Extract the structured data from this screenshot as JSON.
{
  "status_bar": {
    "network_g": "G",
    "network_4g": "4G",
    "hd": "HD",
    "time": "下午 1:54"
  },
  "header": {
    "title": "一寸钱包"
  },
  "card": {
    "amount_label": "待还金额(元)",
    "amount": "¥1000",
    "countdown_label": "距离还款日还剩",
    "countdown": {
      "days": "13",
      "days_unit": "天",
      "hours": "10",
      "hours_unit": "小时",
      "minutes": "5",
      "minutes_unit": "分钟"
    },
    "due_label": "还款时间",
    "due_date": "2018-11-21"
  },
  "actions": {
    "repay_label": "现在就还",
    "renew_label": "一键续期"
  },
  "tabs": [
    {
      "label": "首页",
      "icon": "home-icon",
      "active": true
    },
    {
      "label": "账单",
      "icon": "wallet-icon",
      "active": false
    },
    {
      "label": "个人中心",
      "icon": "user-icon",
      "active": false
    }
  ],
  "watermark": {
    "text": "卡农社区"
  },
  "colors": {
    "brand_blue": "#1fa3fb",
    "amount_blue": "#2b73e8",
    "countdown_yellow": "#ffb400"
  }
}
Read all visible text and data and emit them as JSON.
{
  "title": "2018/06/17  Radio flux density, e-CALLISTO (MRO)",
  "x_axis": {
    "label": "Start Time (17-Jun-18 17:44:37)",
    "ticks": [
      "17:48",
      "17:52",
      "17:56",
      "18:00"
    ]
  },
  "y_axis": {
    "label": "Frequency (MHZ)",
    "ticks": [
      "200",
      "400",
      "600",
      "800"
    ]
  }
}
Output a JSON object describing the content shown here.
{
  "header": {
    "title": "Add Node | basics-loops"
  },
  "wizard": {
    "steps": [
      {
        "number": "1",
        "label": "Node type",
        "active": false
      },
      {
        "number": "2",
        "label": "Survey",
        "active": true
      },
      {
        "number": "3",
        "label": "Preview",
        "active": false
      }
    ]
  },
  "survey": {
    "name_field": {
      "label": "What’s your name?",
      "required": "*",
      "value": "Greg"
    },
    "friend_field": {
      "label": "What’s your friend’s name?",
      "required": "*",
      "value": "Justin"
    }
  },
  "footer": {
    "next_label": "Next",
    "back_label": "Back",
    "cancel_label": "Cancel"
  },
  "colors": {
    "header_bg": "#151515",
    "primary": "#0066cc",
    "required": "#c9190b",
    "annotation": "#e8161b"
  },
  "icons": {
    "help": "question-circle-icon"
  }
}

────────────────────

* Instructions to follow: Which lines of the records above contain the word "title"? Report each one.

* Reply to the task:
    "title": "一寸钱包"
  "title": "2018/06/17  Radio flux density, e-CALLISTO (MRO)",
    "title": "Add Node | basics-loops"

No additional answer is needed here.